So, what are the key lessons being learnt, that are just as important for insurers when dealing with claims?
The file: One of the biggest issues last year was the transferring of files between firms. IFAs are very mobile. They frequently move firms and the nature of their business often means taking their clients with them. However, our suggestion that advisers should ask for the previous firm’s file was routinely met with suspicion.
The reasons for doing so may seem obvious but it is also something to bear in mind when insurers are dealing with a circumstance or early notification that involves advice also given by a former firm.
The claim may not materialise for several years. But advisers should be taking steps to ensure they obtain a copy of the file from the previous firm. If not, it can be very difficult to identify what advice was given and when. Having that file is often crucial to assessing liability and apportionment between firms. But without it, decisions will often be made in a vacuum.
Who knows what may happen to that file or the previous firm in the interim. This is particularly important in a world of electronic documents – more than 90 per cent of business documents are now being created and stored electronically, often with no paper copies.
What if the previous firm has a system of deleting files after a certain period of time? What if the previous firm goes into liquidation and the files are lost?
Advisers were more receptive in 2014 to the idea of bringing their file with them when moving firms and when the client follows them. However, it is still important for insurers to make sure that the insured is preserving its electronic files. Failure to do so could lead to inferences being drawn if the file is deleted or destroyed after the claim is notified, or paying for the file to be retrieved if possible, which will not be cheap.
The IFA: Another lively discussion point, and something that will be of particular interest to underwriters, is what risk management steps are being taken when a new IFA joins the insured firm.
Last year, the picture appeared to be that other than the large networks, firms carried out scant due diligence. The picture was markedly different this year with many advisers insisting that they are routinely carrying out file reviews and audits, particularly where the new adviser is bringing clients across with them.
We suggest this is a core question in any proposal form.
Suitability letters and attendance notes: Another issue is the level of information that goes into the suitability letter.
Last year we found that there was a disparate range of information being included, particularly about the client’s capacity for loss. Some advisers were including very little information, while at the other end of the spectrum actual figures of loss were being included. In contrast, this year it appeared to us that basic risk management steps are now the norm not the exception. So, it seems that advisers are beginning to understand that a richly detailed suitability letter and attendance notes of discussions are as important as the advice they give.

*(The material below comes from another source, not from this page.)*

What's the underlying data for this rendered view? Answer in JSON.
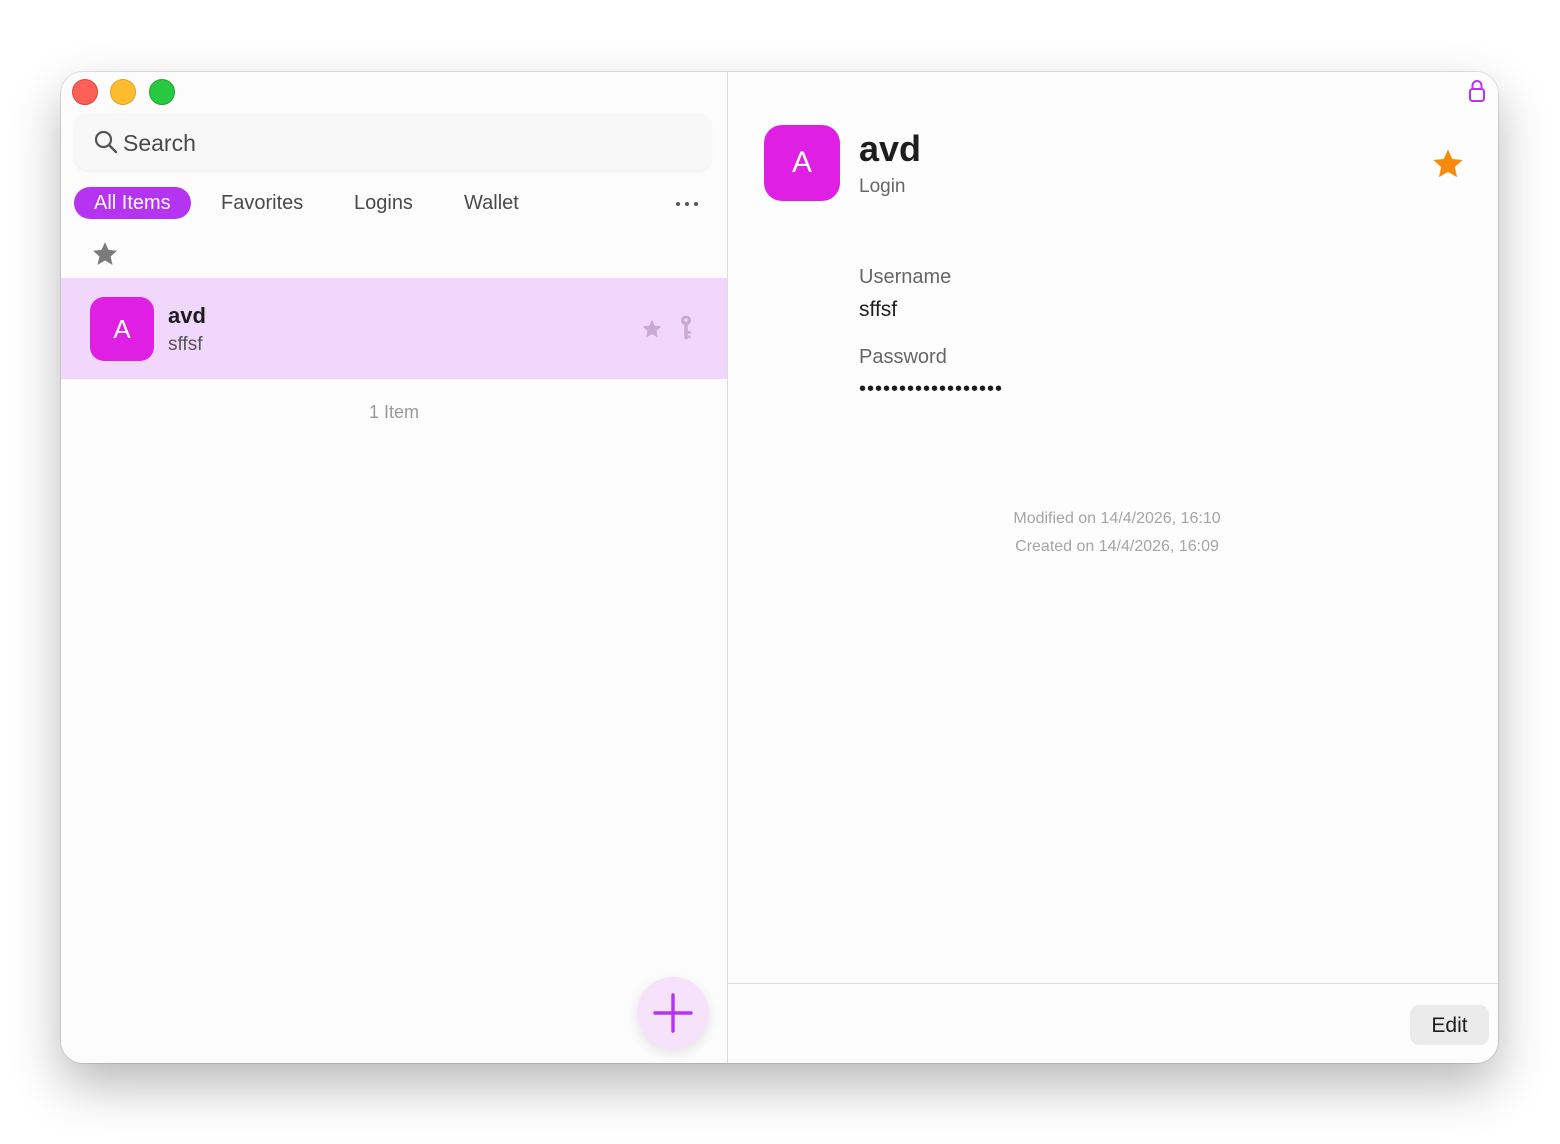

Last year, we noticed how attendees would ask us what exactly they should record from a telephone conversation in the file. Twelve months on, on the whole, this is no longer alien to them.
In summary, what did we learn from our snapshot of the market this year? Well, this was a relatively small cross-section of the market, but on the whole attitudes towards risk management were much more positive. If this is reflected in the wider market, then the answer to the question posed in the title should be a more confident “YES”.